“But the non-restricted days do not mean unlimited feasting on treats.
“You will need to make healthy choices and be physically active.
“Skipping meals could make you feel dizzy, irritable, give you headaches and make it hard to concentrate. Other reported side effects are difficulties sleeping and daytime sleepiness, bad breath and dehydration.”
Summary: Restricts eating times to eight hours in a single block and non-eating times to 16 hours.
Faye said: “The theory is to increase your metabolism by introducing a longer fasting and fat-burning period.
There are no restrictions as to what you can eat, so there is no incentive to modify your diet or choose more healthy foods, so it is not helping to improve health in the long term.
Sian said: “In the same way as the 5:2, this would be hard to follow for many, fitting in with lifestyles and family life. It could be socially isolating.
DODO (Day On, Day Off)
Summary: Diet in which people can drink plenty of fluids and eat one light meal a day (about a quarter of normal calorie intake) during diet days, before having a ‘day off’ with a normal eating pattern.
Sian said: “For many people it would be hard to restrict to one eating occasion in a day. Side effects could affect work and concentration. There is a need to balance food intake to ensure it is nutritionally adequate. Again, it would be hard to follow for many.”
Faye said: “This diet needs to be considered much more carefully as it is likely that on the fasting days you may feel tired, lack energy and feel faint. If a person has health issues and if your lifestyle or job requires you to be energetic and ‘on the go’, this diet will not help.”
Summary: The principle involves drinking vegetable or fruit juices as a replacement for certain meals to help lose weight.
Faye said: “This diet is where you will drink vegetable/fruit juices for seven days to help lose weight. The juice diet may also include food products such as probiotics, wheatgrass and spirulina. A good quality juicer will also be required (which retains vegetable fibre). You will lose weight due to sharp reduction in intake, but after seven days, you can easily start to put the weight back on when you start to eat normally. You would need to take care with what you eat the following week. This does not teach you how to eat for a long-lasting, healthy way of life and personally I think it should not be used for more than two days.”
Sian said: “This diet works by cutting overall calories. I would recommend eating calories and not drinking them, and sticking to one 150ml glass of juice a day. Juicing removes pulp and skin so removes valuable nutrients and fibre. There could be dental health issues with juice.

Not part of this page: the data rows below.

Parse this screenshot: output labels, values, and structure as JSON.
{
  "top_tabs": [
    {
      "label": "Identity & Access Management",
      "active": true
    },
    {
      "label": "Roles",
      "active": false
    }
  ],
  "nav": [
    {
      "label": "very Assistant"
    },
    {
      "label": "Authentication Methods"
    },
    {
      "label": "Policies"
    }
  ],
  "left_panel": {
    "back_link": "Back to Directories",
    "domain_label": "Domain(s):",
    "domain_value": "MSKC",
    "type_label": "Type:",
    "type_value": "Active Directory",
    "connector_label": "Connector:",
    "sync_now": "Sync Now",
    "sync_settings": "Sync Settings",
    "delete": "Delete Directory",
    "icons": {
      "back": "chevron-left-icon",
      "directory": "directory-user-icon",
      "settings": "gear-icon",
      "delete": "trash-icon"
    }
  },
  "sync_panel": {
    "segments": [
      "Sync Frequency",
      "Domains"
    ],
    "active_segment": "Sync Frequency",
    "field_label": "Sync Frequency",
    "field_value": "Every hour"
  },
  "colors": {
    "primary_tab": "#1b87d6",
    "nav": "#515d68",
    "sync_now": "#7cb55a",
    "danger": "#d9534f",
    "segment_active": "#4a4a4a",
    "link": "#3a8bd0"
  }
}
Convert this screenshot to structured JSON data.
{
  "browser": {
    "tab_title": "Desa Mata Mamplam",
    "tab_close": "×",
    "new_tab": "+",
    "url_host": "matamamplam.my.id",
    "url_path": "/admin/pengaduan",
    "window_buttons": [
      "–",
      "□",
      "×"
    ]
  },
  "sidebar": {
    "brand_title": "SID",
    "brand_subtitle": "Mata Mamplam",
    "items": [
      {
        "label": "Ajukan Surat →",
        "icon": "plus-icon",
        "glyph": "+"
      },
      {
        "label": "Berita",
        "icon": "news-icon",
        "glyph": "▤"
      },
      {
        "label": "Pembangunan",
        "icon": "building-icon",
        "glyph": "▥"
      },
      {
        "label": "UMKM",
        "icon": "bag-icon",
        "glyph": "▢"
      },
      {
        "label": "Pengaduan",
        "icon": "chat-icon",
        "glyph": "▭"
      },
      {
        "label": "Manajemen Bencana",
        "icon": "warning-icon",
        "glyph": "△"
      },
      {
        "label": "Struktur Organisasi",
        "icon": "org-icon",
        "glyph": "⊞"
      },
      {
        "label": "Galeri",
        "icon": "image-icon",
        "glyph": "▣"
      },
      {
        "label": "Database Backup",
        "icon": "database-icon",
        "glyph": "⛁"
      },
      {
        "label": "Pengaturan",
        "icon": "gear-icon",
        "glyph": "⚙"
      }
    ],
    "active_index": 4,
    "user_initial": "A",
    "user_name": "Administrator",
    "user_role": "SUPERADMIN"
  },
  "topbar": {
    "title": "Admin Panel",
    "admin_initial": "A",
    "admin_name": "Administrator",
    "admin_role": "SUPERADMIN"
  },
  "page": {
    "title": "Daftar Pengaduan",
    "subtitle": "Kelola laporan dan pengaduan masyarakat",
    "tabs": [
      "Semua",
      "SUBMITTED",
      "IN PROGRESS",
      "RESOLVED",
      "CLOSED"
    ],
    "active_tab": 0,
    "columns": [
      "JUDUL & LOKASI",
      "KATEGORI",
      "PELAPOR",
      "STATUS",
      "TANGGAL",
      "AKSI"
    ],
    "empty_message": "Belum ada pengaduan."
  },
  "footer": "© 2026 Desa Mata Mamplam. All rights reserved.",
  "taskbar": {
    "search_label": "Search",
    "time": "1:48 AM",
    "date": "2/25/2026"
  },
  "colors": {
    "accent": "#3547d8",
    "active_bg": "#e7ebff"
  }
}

It is better to eat whole fruits and vegetables.”
Sian said: “Ask yourself: ‘Can I eat like this for the rest of my life?’ Make small changes that can be sustained in the long term, such as giving up biscuits with hot drinks, replacing puddings with fruits and replacing soft drinks with water.
“Be physically active in daily life as well as finding an activity you love and doing it regularly, like walking or dancing.
“Have healthy snacks in your bag or drawer so you are not ambushed by the vending machine.
“Stay away from diets that promote the avoidance or severe limitation of a whole food group such as dairy products and suggests substituting them for expensive doses of vitamin and mineral supplements.”